▶ [PROMPT] The full listing, minus its pictures, should be printed again exactly as it stands.

▶ [AVAILABLE RECORDS]
——
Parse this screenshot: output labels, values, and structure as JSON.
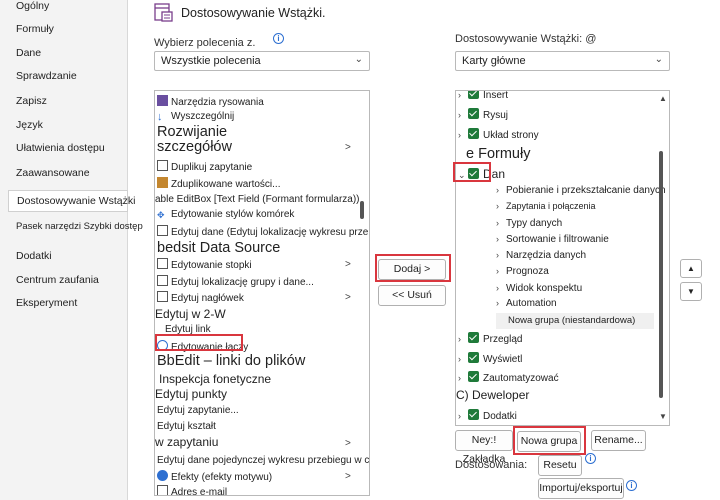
{
  "nav": {
    "items": [
      {
        "label": "Ogólny"
      },
      {
        "label": "Formuły"
      },
      {
        "label": "Dane"
      },
      {
        "label": "Sprawdzanie"
      },
      {
        "label": "Zapisz"
      },
      {
        "label": "Język"
      },
      {
        "label": "Ułatwienia dostępu"
      },
      {
        "label": "Zaawansowane"
      },
      {
        "label": "Dostosowywanie Wstążki"
      },
      {
        "label": "Pasek narzędzi Szybki dostęp"
      },
      {
        "label": "Dodatki"
      },
      {
        "label": "Centrum zaufania"
      },
      {
        "label": "Eksperyment"
      }
    ]
  },
  "header": {
    "title": "Dostosowywanie Wstążki.",
    "icon": "customize-ribbon-icon"
  },
  "left": {
    "label": "Wybierz polecenia z.",
    "combo_value": "Wszystkie polecenia",
    "commands": [
      {
        "label": "Narzędzia rysowania"
      },
      {
        "label": "Wyszczególnij"
      },
      {
        "label": "Rozwijanie"
      },
      {
        "label": "szczegółów"
      },
      {
        "label": "Duplikuj zapytanie"
      },
      {
        "label": "Zduplikowane wartości..."
      },
      {
        "label": "able EditBox [Text Field (Formant formularza))"
      },
      {
        "label": "Edytowanie stylów komórek"
      },
      {
        "label": "Edytuj dane (Edytuj lokalizację wykresu przebiegu w czasie"
      },
      {
        "label": "bedsit Data Source"
      },
      {
        "label": "Edytowanie stopki"
      },
      {
        "label": "Edytuj lokalizację grupy i dane..."
      },
      {
        "label": "Edytuj nagłówek"
      },
      {
        "label": "Edytuj w 2-W"
      },
      {
        "label": "Edytuj link"
      },
      {
        "label": "Edytowanie łączy"
      },
      {
        "label": "BbEdit – linki do plików"
      },
      {
        "label": "Inspekcja fonetyczne"
      },
      {
        "label": "Edytuj punkty"
      },
      {
        "label": "Edytuj zapytanie..."
      },
      {
        "label": "Edytuj kształt"
      },
      {
        "label": "w zapytaniu"
      },
      {
        "label": "Edytuj dane pojedynczej wykresu przebiegu w czasie..."
      },
      {
        "label": "Efekty (efekty motywu)"
      },
      {
        "label": "Adres e-mail"
      }
    ]
  },
  "middle": {
    "add_label": "Dodaj >",
    "remove_label": "<< Usuń"
  },
  "right": {
    "label": "Dostosowywanie Wstążki: @",
    "combo_value": "Karty główne",
    "tabs": [
      {
        "label": "Insert"
      },
      {
        "label": "Rysuj"
      },
      {
        "label": "Układ strony"
      },
      {
        "label": "e Formuły"
      },
      {
        "label": "Dan"
      },
      {
        "label": "Pobieranie i przekształcanie danych"
      },
      {
        "label": "Zapytania i połączenia"
      },
      {
        "label": "Typy danych"
      },
      {
        "label": "Sortowanie i filtrowanie"
      },
      {
        "label": "Narzędzia danych"
      },
      {
        "label": "Prognoza"
      },
      {
        "label": "Widok konspektu"
      },
      {
        "label": "Automation"
      },
      {
        "label": "Nowa grupa (niestandardowa)"
      },
      {
        "label": "Przegląd"
      },
      {
        "label": "Wyświetl"
      },
      {
        "label": "Zautomatyzować"
      },
      {
        "label": "C) Deweloper"
      },
      {
        "label": "Dodatki"
      }
    ],
    "new_tab_label": "Ney:! Zakładka",
    "new_group_label": "Nowa grupa",
    "rename_label": "Rename...",
    "customizations_label": "Dostosowania:",
    "reset_label": "Resetu",
    "import_export_label": "Importuj/eksportuj"
  }
}
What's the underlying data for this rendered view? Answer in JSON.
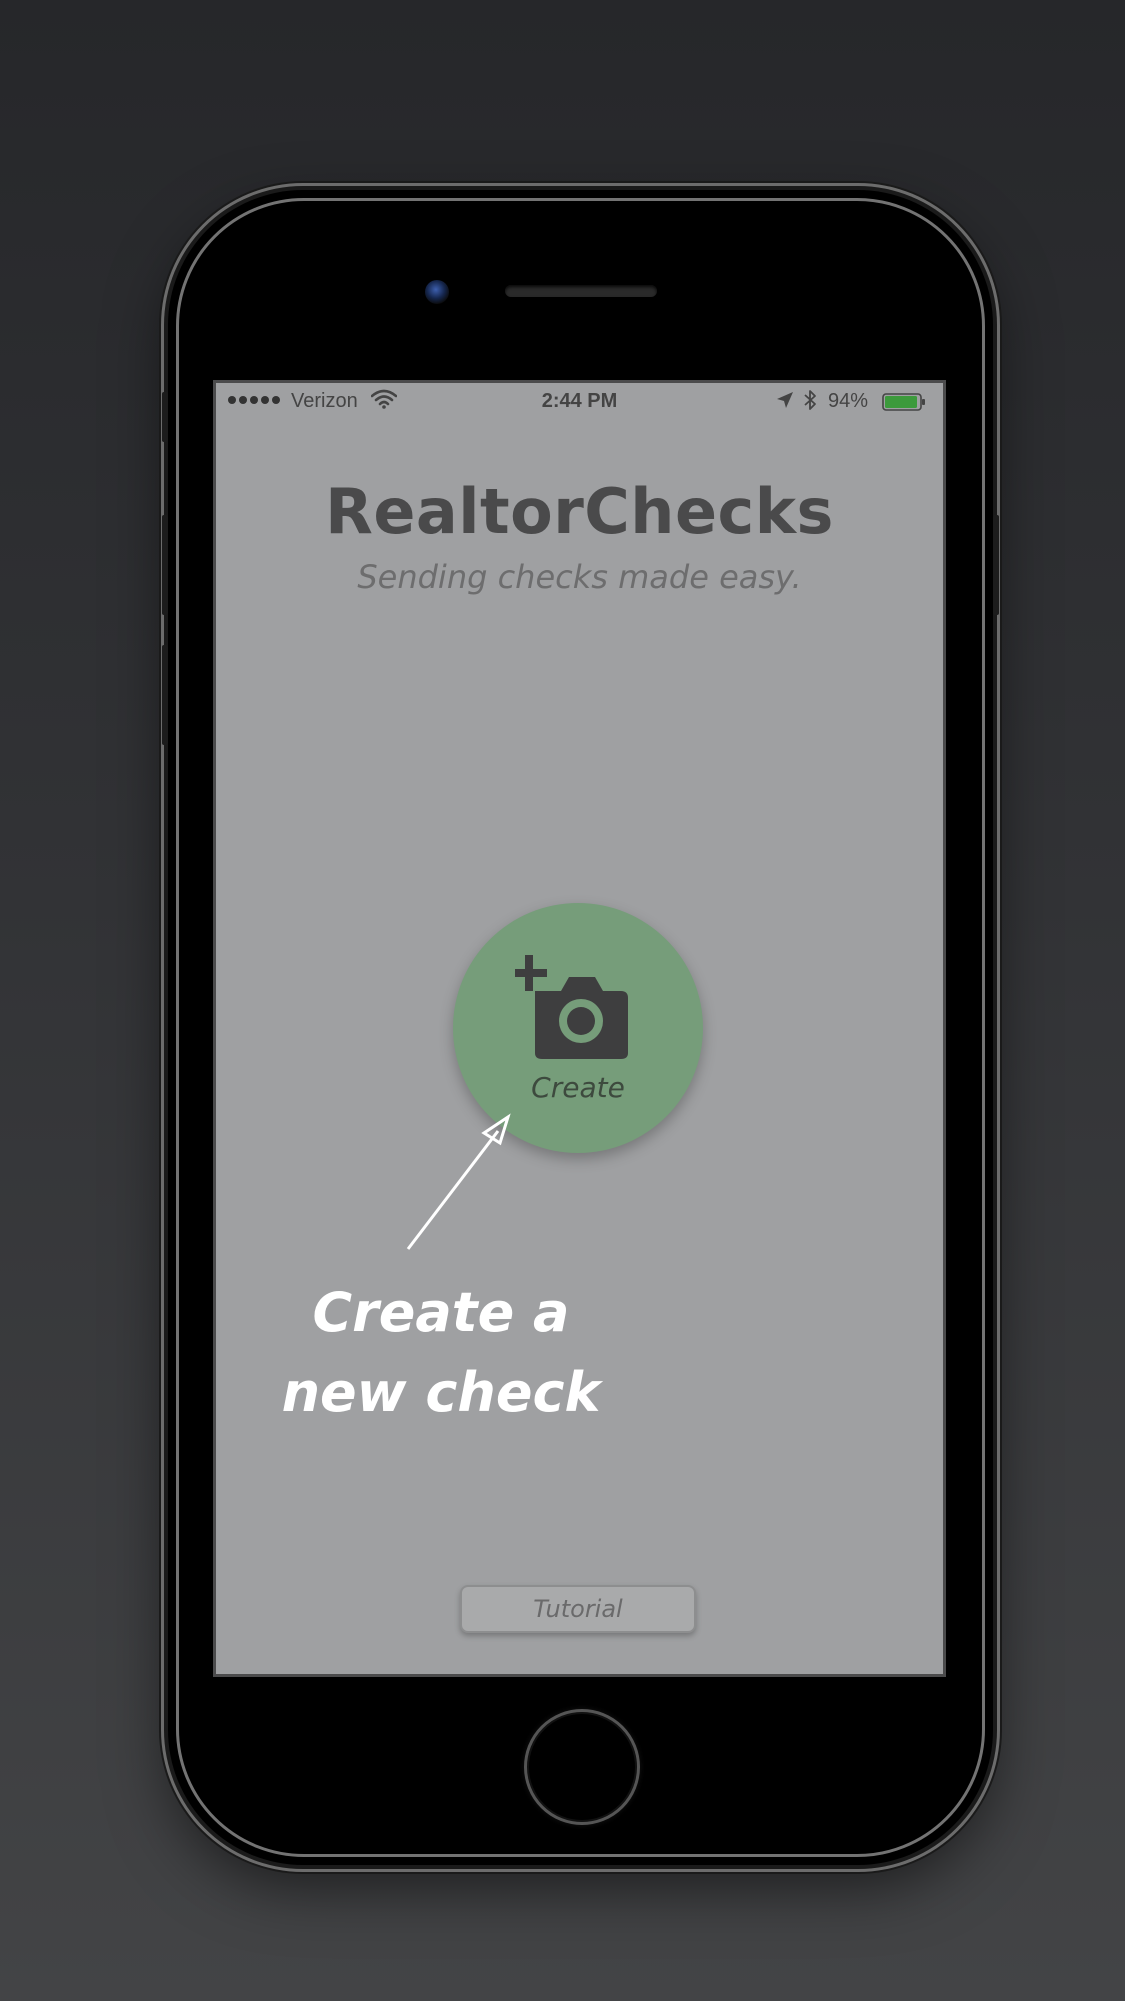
{
  "status_bar": {
    "carrier": "Verizon",
    "time": "2:44 PM",
    "battery_percent": "94%",
    "battery_level": 0.94,
    "battery_color": "#3c9a3c",
    "signal_icon": "signal-dots-icon",
    "wifi_icon": "wifi-icon",
    "location_icon": "location-arrow-icon",
    "bluetooth_icon": "bluetooth-icon"
  },
  "app": {
    "title": "RealtorChecks",
    "subtitle": "Sending checks made easy."
  },
  "create": {
    "label": "Create",
    "icon": "camera-add-icon",
    "color": "#769d7a"
  },
  "hint": {
    "text": "Create a new check",
    "arrow_icon": "arrow-icon"
  },
  "tutorial": {
    "label": "Tutorial"
  }
}
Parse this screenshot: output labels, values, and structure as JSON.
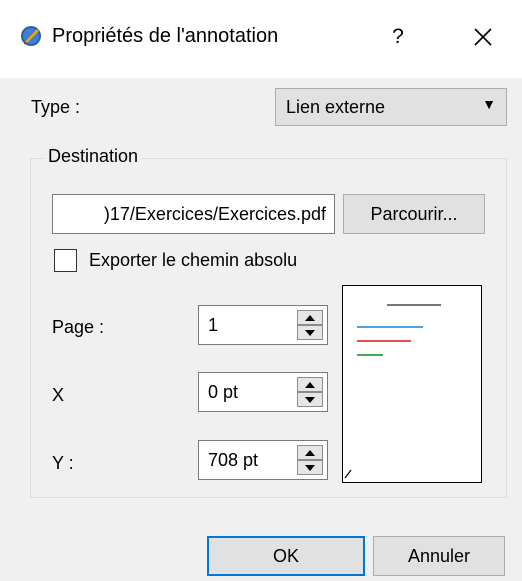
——
▶ [SOLVED EXERCISE]
Parse this screenshot: output labels, values, and structure as JSON.
{
  "nav": {
    "items": [
      {
        "label": "Ogólny"
      },
      {
        "label": "Formuły"
      },
      {
        "label": "Dane"
      },
      {
        "label": "Sprawdzanie"
      },
      {
        "label": "Zapisz"
      },
      {
        "label": "Język"
      },
      {
        "label": "Ułatwienia dostępu"
      },
      {
        "label": "Zaawansowane"
      },
      {
        "label": "Dostosowywanie Wstążki"
      },
      {
        "label": "Pasek narzędzi Szybki dostęp"
      },
      {
        "label": "Dodatki"
      },
      {
        "label": "Centrum zaufania"
      },
      {
        "label": "Eksperyment"
      }
    ]
  },
  "header": {
    "title": "Dostosowywanie Wstążki.",
    "icon": "customize-ribbon-icon"
  },
  "left": {
    "label": "Wybierz polecenia z.",
    "combo_value": "Wszystkie polecenia",
    "commands": [
      {
        "label": "Narzędzia rysowania"
      },
      {
        "label": "Wyszczególnij"
      },
      {
        "label": "Rozwijanie"
      },
      {
        "label": "szczegółów"
      },
      {
        "label": "Duplikuj zapytanie"
      },
      {
        "label": "Zduplikowane wartości..."
      },
      {
        "label": "able EditBox [Text Field (Formant formularza))"
      },
      {
        "label": "Edytowanie stylów komórek"
      },
      {
        "label": "Edytuj dane (Edytuj lokalizację wykresu przebiegu w czasie"
      },
      {
        "label": "bedsit Data Source"
      },
      {
        "label": "Edytowanie stopki"
      },
      {
        "label": "Edytuj lokalizację grupy i dane..."
      },
      {
        "label": "Edytuj nagłówek"
      },
      {
        "label": "Edytuj w 2-W"
      },
      {
        "label": "Edytuj link"
      },
      {
        "label": "Edytowanie łączy"
      },
      {
        "label": "BbEdit – linki do plików"
      },
      {
        "label": "Inspekcja fonetyczne"
      },
      {
        "label": "Edytuj punkty"
      },
      {
        "label": "Edytuj zapytanie..."
      },
      {
        "label": "Edytuj kształt"
      },
      {
        "label": "w zapytaniu"
      },
      {
        "label": "Edytuj dane pojedynczej wykresu przebiegu w czasie..."
      },
      {
        "label": "Efekty (efekty motywu)"
      },
      {
        "label": "Adres e-mail"
      }
    ]
  },
  "middle": {
    "add_label": "Dodaj >",
    "remove_label": "<< Usuń"
  },
  "right": {
    "label": "Dostosowywanie Wstążki: @",
    "combo_value": "Karty główne",
    "tabs": [
      {
        "label": "Insert"
      },
      {
        "label": "Rysuj"
      },
      {
        "label": "Układ strony"
      },
      {
        "label": "e Formuły"
      },
      {
        "label": "Dan"
      },
      {
        "label": "Pobieranie i przekształcanie danych"
      },
      {
        "label": "Zapytania i połączenia"
      },
      {
        "label": "Typy danych"
      },
      {
        "label": "Sortowanie i filtrowanie"
      },
      {
        "label": "Narzędzia danych"
      },
      {
        "label": "Prognoza"
      },
      {
        "label": "Widok konspektu"
      },
      {
        "label": "Automation"
      },
      {
        "label": "Nowa grupa (niestandardowa)"
      },
      {
        "label": "Przegląd"
      },
      {
        "label": "Wyświetl"
      },
      {
        "label": "Zautomatyzować"
      },
      {
        "label": "C) Deweloper"
      },
      {
        "label": "Dodatki"
      }
    ],
    "new_tab_label": "Ney:! Zakładka",
    "new_group_label": "Nowa grupa",
    "rename_label": "Rename...",
    "customizations_label": "Dostosowania:",
    "reset_label": "Resetu",
    "import_export_label": "Importuj/eksportuj"
  }
}
What's the underlying data for this rendered view? Answer in JSON.
{
  "status_bar": {
    "carrier": "Verizon",
    "time": "2:44 PM",
    "battery_percent": "94%",
    "battery_level": 0.94,
    "battery_color": "#3c9a3c",
    "signal_icon": "signal-dots-icon",
    "wifi_icon": "wifi-icon",
    "location_icon": "location-arrow-icon",
    "bluetooth_icon": "bluetooth-icon"
  },
  "app": {
    "title": "RealtorChecks",
    "subtitle": "Sending checks made easy."
  },
  "create": {
    "label": "Create",
    "icon": "camera-add-icon",
    "color": "#769d7a"
  },
  "hint": {
    "text": "Create a new check",
    "arrow_icon": "arrow-icon"
  },
  "tutorial": {
    "label": "Tutorial"
  }
}
Parse this screenshot: output labels, values, and structure as JSON.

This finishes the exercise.